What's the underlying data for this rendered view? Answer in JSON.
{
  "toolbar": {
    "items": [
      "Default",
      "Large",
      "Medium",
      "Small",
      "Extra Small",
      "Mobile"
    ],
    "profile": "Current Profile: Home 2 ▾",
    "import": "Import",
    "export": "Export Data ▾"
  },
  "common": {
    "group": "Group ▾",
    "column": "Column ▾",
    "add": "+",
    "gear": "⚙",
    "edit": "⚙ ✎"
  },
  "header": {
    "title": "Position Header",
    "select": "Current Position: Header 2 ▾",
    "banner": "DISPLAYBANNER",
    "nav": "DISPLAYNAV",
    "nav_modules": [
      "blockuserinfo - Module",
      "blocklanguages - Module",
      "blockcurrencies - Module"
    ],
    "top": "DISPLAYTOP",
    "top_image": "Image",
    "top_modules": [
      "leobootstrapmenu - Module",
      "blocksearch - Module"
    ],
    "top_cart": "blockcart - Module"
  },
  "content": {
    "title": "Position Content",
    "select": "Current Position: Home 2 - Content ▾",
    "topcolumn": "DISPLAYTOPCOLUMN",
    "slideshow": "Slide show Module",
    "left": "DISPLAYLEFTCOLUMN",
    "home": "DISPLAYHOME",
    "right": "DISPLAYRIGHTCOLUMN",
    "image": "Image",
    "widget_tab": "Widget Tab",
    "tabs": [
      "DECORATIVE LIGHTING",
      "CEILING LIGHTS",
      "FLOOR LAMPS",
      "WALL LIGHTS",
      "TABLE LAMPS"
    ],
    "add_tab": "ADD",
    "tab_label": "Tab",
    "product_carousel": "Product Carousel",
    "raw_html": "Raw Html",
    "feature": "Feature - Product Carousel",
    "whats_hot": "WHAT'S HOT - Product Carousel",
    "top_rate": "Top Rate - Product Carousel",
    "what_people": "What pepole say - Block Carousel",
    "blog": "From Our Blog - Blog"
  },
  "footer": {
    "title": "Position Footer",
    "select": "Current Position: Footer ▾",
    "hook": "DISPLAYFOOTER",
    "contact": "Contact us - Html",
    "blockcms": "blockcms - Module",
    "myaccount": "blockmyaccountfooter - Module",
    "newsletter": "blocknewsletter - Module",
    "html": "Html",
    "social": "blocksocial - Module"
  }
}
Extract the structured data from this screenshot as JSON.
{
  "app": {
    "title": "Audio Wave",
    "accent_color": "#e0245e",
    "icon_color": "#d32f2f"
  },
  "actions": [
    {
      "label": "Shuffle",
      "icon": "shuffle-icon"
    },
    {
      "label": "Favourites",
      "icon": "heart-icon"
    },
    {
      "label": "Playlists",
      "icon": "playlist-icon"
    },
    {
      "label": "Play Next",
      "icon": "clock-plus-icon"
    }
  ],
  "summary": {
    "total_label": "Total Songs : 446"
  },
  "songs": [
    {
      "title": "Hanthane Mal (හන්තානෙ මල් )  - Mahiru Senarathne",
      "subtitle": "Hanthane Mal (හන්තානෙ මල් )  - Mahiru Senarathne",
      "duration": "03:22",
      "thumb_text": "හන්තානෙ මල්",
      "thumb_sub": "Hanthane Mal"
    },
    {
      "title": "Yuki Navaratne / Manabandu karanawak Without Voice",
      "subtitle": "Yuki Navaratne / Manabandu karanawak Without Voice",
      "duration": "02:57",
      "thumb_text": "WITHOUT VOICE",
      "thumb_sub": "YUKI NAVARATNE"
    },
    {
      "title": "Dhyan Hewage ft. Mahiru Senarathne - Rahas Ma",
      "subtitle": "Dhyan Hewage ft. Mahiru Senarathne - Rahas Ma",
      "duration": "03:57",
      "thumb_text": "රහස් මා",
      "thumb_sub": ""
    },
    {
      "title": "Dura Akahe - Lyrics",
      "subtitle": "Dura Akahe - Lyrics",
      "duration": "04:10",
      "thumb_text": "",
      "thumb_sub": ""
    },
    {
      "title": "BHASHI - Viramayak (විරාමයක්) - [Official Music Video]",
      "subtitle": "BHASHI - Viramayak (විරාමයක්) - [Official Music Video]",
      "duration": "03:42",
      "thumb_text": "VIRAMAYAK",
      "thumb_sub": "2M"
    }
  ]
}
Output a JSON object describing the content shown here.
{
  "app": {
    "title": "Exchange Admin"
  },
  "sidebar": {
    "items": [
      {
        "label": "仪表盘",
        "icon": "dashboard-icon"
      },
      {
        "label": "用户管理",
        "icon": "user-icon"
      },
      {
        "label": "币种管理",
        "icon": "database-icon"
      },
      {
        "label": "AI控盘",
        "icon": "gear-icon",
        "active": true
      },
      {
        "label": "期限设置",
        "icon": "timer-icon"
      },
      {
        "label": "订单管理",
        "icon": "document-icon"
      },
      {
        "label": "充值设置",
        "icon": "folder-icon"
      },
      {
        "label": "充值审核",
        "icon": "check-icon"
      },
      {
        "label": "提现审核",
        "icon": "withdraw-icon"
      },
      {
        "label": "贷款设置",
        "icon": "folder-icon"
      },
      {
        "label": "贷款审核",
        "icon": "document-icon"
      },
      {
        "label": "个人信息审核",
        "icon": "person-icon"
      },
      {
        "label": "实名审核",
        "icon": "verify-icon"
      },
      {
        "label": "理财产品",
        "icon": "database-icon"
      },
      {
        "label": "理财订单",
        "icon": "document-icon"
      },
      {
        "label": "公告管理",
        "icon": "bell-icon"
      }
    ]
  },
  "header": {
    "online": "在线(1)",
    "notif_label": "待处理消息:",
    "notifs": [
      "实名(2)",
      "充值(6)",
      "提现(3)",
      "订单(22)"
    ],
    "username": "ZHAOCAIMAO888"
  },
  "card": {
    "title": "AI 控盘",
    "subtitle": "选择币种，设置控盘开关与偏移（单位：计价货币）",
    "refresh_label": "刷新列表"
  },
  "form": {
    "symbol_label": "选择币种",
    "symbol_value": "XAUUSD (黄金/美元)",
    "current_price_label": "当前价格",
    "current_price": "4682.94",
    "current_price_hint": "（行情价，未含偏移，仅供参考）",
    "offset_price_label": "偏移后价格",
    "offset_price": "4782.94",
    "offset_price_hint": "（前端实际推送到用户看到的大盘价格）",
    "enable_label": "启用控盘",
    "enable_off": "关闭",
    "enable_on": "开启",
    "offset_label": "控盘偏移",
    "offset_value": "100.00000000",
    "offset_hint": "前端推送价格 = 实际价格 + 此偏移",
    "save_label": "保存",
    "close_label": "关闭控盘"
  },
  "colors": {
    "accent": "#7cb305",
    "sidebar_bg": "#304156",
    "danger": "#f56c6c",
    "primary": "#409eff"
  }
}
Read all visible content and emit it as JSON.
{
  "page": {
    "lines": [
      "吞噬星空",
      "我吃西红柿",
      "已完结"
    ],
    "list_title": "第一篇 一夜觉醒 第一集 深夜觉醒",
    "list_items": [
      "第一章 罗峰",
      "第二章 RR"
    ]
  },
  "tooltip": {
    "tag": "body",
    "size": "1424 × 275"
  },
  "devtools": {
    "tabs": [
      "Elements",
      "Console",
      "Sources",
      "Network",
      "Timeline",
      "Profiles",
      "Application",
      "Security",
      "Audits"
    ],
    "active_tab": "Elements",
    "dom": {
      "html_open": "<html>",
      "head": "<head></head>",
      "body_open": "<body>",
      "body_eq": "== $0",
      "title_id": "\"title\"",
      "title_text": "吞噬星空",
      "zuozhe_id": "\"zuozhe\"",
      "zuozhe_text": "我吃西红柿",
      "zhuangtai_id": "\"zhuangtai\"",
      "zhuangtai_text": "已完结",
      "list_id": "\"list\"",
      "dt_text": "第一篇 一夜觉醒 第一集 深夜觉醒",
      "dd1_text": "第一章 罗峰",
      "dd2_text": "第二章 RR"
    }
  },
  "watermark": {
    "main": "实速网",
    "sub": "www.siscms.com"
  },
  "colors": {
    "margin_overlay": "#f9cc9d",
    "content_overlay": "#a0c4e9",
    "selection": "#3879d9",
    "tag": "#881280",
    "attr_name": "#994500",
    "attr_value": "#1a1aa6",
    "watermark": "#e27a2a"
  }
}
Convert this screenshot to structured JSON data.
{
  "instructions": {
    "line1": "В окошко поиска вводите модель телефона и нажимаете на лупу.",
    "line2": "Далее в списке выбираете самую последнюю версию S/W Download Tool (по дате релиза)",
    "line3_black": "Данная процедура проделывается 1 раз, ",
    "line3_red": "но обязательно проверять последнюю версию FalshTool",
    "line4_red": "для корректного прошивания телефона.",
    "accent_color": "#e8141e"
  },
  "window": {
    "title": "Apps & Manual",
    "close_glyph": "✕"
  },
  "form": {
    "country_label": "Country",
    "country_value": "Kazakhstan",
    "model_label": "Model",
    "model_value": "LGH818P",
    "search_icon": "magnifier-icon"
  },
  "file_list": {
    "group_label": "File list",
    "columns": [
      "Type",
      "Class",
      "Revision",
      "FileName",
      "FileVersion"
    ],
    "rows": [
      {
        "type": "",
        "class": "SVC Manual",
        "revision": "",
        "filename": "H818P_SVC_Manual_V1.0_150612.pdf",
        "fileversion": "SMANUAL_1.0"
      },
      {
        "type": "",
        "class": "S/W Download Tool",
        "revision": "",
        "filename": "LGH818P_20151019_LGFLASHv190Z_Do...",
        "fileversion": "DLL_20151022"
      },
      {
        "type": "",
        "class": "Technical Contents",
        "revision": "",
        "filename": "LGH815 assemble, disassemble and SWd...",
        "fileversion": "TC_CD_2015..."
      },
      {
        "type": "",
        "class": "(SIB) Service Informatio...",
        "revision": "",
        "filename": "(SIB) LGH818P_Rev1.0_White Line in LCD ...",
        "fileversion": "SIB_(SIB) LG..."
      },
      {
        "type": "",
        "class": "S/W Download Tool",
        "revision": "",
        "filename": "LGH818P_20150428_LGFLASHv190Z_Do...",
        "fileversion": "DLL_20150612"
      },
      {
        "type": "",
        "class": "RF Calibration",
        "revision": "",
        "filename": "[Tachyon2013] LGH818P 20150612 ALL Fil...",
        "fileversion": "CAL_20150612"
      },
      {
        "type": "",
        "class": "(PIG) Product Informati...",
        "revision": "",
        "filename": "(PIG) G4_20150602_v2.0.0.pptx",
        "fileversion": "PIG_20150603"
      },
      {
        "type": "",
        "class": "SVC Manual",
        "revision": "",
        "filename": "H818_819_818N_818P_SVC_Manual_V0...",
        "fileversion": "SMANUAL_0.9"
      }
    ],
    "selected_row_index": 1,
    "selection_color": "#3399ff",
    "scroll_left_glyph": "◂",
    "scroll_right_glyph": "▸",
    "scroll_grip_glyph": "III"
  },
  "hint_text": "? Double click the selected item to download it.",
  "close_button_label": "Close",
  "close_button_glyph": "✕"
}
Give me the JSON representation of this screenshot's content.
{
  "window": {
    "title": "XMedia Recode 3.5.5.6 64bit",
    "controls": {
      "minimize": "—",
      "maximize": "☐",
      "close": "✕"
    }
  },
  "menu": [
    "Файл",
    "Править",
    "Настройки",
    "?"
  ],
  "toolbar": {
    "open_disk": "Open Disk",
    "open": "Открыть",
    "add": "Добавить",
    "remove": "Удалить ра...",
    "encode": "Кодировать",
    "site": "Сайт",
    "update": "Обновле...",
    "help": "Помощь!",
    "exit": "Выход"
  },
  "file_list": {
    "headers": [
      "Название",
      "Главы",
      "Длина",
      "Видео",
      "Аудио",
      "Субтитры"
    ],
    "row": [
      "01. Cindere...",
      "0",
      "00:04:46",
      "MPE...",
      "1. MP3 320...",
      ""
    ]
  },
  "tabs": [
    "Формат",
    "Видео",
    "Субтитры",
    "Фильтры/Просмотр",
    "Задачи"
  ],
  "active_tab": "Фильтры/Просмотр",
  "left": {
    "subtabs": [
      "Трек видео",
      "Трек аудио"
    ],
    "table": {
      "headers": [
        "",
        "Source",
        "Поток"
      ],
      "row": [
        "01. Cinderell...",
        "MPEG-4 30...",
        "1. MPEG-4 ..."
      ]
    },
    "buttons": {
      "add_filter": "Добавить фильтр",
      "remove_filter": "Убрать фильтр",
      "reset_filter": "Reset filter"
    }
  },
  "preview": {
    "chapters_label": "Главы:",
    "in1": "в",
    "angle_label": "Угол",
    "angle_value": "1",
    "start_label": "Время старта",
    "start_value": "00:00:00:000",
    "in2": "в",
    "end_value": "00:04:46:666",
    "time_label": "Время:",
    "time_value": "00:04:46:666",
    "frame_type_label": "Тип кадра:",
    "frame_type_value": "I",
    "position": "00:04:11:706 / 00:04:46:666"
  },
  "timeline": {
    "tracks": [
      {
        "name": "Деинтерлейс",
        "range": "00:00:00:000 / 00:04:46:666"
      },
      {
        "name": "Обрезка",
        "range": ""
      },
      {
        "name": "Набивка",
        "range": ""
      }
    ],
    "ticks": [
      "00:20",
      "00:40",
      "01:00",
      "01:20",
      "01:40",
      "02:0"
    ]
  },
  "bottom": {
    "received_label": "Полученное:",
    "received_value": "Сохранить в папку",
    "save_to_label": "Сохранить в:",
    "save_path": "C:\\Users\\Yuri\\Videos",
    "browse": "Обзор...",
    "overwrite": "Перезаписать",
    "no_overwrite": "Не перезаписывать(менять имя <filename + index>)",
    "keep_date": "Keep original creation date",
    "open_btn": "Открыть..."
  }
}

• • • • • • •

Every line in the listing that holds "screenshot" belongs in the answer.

YOUR SOLUTION>
Extract the structured data from this screenshot as JSON.
Convert this screenshot to structured JSON data.
Give me the JSON representation of this screenshot's content.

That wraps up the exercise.